Perhaps no player embodies USC’s recent defensive transformation more than sophomore linebacker Dion Bailey. In part, that’s because of his size.
Bailey stands at 6 feet tall and weighs 210 pounds, which is roughly the size of the prototypical wide receiver or defensive back, not the standard linebacker. He’s smaller than most at his position — so small that USC might not have even offered him a scholarship 10 years ago. But he is quick: His motor rarely stops running, and he can cover a lot of ground.
A converted safety, Bailey starkly contrasts some of the Trojans’ recent All-American linebackers, such as Brian Cushing and Rey Maualuga, who were each at least two inches taller and 50 pounds heavier than Bailey.
But Bailey represents the latest trend in college football and at USC: prioritizing speed over size.
“We do that on purpose,” said Scottie Hazelton, the Trojans’ linebackers coach. “We get speed guys in there, because when teams go to the one-back or the spread stuff, you need a guy like that to run outside the box. The days of the big 250-pound linebackers are gone.”
As the season opener on Sept. 1 against Hawai’i nears, USC’s defense has evolved to emphasize speed as a way to stop spread offenses, which are increasingly common throughout the Pac-12 and college football.
The spread is an umbrella term that describes a variety of wide-open offenses that range from the zone-read option installed by Chip Kelly at Oregon to the Air Raid offense triggered under Mike Leach at Washington State.
There are variations, but the unifying principals are these: no huddle, shotgun snap, one running back, no fullback and four or five wide receivers.
The goal, first and foremost, is to spread defenders across the width of the field to give running backs and receivers more space. This is why hybrid linebackers in the mold of Bailey are so common nowadays, smaller but more comfortable in pass coverage and closing in to tackle a player in space.
Defenses, especially out west, have adjusted in the hope of slowing down teams that utilize the spread system, most notably Oregon. And it’s easy to grasp why: The Ducks have won three consecutive conference titles while averaging more than 40 points per contest in each of the last two season — the first school in Pac-12 history to do so.
“We’re getting more speed on the field,” Bailey said. “We’re not playing in the SEC, you know, ground and pound. We have to be able to run sideline to sideline. That’s how we’ve built our defense.”
Naturally, the Trojans’ top two strongside linebackers are now converted defensive backs in Bailey and senior Tony Burnett, who moved over during the spring.
“Really, your linebackers are becoming defensive ends, your smaller [defensive] backers are becoming your inside backers and your safeties are becoming outside linebackers,” Hazelton said. “It’s the way of the world.”
Hybrid defenders give schools an advantage in that coaches don’t have to change schemes. They’re not tossing aside playbooks and changing philosophies to combat the spread. They’re targeting different types of athletes.

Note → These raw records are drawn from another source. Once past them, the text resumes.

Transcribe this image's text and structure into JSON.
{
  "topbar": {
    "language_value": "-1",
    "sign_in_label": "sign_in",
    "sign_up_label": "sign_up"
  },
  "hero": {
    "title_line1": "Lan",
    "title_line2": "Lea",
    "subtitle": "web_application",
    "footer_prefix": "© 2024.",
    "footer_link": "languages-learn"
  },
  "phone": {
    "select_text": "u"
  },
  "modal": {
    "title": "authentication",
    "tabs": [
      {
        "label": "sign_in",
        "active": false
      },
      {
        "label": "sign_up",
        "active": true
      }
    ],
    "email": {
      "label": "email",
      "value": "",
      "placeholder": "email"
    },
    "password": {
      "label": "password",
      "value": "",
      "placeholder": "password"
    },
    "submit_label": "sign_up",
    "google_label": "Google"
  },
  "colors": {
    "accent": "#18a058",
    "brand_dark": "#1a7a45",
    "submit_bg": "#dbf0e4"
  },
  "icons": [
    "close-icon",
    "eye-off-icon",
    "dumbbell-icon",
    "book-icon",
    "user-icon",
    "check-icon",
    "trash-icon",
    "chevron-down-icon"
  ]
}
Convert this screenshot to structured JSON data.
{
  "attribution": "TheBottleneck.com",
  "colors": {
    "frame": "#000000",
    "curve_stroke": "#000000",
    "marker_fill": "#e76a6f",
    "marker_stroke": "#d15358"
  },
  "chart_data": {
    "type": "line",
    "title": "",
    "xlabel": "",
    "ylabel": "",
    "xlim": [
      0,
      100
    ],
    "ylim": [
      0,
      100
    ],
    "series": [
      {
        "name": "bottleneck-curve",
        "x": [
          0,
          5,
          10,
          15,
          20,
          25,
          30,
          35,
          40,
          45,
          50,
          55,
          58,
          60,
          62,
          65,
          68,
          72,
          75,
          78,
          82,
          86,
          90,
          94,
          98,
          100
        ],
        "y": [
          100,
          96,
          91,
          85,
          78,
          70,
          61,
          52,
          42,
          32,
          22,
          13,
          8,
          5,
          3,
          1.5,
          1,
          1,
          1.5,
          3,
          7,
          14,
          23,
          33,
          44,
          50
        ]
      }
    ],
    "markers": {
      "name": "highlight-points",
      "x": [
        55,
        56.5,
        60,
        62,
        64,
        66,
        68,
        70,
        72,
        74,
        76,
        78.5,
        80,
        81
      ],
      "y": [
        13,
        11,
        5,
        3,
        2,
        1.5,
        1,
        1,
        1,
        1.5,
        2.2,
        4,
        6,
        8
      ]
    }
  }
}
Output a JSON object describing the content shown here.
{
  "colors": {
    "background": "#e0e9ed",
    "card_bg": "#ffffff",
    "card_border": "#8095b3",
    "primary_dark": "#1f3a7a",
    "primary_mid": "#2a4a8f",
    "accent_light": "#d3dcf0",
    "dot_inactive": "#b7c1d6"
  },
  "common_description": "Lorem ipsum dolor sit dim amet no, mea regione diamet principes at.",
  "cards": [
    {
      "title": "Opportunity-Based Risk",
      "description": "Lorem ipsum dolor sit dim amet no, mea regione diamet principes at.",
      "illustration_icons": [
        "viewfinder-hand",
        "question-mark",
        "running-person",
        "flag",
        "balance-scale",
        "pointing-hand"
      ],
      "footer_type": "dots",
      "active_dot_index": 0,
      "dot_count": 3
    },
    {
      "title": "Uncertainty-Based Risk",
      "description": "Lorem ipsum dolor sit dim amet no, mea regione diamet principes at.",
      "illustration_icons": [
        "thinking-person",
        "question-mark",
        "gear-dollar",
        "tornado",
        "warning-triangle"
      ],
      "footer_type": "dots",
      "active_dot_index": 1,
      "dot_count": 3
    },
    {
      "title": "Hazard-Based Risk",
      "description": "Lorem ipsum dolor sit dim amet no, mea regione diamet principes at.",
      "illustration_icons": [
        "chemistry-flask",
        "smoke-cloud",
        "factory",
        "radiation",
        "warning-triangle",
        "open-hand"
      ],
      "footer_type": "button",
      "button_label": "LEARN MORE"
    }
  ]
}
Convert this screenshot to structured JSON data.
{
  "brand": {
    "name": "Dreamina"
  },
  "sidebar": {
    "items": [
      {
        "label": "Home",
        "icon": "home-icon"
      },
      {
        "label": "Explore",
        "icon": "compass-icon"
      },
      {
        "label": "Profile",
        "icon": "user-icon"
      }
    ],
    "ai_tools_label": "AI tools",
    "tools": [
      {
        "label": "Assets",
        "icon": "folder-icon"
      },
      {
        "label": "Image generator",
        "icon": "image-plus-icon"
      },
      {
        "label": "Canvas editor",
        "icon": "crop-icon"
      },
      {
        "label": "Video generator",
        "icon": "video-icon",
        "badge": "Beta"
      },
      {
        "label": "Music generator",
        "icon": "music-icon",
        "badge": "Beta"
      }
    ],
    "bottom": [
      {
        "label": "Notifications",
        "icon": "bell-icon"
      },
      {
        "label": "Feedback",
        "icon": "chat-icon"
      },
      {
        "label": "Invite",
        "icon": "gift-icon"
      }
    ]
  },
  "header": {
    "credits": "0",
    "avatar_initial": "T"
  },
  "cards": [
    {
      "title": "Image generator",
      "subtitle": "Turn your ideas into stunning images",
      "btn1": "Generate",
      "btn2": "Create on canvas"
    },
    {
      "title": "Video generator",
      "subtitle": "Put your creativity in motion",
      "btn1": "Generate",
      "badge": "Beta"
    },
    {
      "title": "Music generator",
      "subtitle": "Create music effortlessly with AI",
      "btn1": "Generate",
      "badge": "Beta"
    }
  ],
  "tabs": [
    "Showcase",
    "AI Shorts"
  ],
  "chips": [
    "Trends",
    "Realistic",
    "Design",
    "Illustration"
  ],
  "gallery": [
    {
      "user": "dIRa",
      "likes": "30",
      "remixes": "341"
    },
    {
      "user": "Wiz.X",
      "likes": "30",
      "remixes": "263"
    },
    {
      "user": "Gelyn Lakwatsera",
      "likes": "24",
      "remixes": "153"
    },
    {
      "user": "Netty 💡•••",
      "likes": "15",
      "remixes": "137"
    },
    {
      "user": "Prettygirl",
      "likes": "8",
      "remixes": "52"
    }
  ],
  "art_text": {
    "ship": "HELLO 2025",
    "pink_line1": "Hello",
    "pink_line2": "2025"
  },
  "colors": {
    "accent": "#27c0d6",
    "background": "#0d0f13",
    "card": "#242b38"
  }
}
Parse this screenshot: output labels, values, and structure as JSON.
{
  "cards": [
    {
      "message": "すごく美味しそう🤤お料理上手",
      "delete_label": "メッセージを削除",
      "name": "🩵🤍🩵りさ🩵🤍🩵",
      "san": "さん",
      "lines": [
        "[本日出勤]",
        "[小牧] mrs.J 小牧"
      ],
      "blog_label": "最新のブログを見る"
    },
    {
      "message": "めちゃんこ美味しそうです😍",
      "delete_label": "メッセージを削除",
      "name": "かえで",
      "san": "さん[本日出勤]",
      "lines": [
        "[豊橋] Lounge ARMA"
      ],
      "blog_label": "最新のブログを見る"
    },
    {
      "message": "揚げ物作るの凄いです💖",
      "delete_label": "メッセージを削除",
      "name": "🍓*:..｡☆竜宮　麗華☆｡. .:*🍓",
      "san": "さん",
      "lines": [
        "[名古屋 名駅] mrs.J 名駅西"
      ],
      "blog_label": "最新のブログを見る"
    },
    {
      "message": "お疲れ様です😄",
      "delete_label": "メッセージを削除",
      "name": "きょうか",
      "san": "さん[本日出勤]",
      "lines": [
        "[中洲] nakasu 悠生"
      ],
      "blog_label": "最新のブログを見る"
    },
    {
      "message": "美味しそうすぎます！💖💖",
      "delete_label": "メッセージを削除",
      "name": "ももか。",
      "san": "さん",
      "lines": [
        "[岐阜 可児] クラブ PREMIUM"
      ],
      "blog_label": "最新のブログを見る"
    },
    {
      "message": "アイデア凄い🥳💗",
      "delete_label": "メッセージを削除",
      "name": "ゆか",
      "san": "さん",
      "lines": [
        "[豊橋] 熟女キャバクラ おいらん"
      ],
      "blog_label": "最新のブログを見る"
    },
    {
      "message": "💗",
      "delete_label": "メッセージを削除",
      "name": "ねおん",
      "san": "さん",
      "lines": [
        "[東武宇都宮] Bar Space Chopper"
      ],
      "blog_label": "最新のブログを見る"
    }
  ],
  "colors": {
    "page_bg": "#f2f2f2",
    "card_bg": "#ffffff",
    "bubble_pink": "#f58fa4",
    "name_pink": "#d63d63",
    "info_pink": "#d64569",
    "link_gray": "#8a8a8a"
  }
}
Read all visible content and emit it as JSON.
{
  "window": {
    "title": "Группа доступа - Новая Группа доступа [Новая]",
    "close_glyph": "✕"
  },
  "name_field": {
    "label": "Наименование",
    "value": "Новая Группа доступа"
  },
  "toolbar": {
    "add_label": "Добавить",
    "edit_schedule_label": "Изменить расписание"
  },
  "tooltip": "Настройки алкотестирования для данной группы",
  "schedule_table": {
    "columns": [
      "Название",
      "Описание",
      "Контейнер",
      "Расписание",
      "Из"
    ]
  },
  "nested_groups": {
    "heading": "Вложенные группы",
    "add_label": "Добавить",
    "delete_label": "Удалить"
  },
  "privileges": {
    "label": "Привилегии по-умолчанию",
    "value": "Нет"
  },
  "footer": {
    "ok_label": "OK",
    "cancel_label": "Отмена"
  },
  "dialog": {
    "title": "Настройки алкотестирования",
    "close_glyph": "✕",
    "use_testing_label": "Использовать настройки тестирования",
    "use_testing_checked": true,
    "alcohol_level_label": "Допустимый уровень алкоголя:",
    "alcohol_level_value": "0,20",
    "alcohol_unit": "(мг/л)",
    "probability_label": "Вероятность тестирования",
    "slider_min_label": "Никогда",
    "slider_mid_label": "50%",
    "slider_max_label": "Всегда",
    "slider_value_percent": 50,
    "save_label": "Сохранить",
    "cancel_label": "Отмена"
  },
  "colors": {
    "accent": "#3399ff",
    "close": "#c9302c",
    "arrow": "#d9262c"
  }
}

“You have to recruit differently,” said USC defensive coordinator Ed Orgeron. “More speed. And it’s not just speed. These guys have to make plays in open spaces, because the spread teams’ll create one on ones.”
Initially, teams combated the spread by instituting “Nickel” or “Dime” packages that would bring in an extra defensive back, or two, as in the latter case. This strategy, however, would mean their defenses would be vulnerable against a good running game or a balanced spread team.
So for USC, which has utilized a 4-3 defense for the last decade, four down lineman and three linebackers, it doesn’t need to dramatically switch schemes. It’s just using different players such as Bailey, big enough to inch close to the line of scrimmage and stop a bruising fullback, and quick enough to stay with a speedy wideout 20 yards down field. And it can disguise coverages, too.
But this defensive makeover, so to speak, hasn’t occurred overnight.
Two years ago, USC posted its worst statistical season since 1955, giving up 400 yards per game — a program worst. And through the first five games last fall, that average mark improved by just 20 yards per contest.
“Oh, we were still new to the system,” Bailey said, trying to hold back a grin. “Our first year, we were extremely bad. Our second year, we were just trying to turn it around. We had a lot of new guys. Now, we actually have some experience.”
The Trojans certainly do have some experience with eight returning starters back on defense, including injured senior defensive end Devon Kennard, who tore a pectoral muscle in late July and could miss most of the season. The entire back seven returns, highlighted by preseason candidate for the Thorpe Award as the top defensive back and All-American free safety T.J. McDonald, who chose to forgo the NFL draft and return for his senior season.
And then again, there’s also Bailey, who along with sophomore linebacker Hayes Pullard, who last year led the team in tackles with 81.
“We have all the guys in place,” McDonald said. “We have to keep doing what we’re doing, but I think we’ll be that shutdown defense that everybody is asking for.”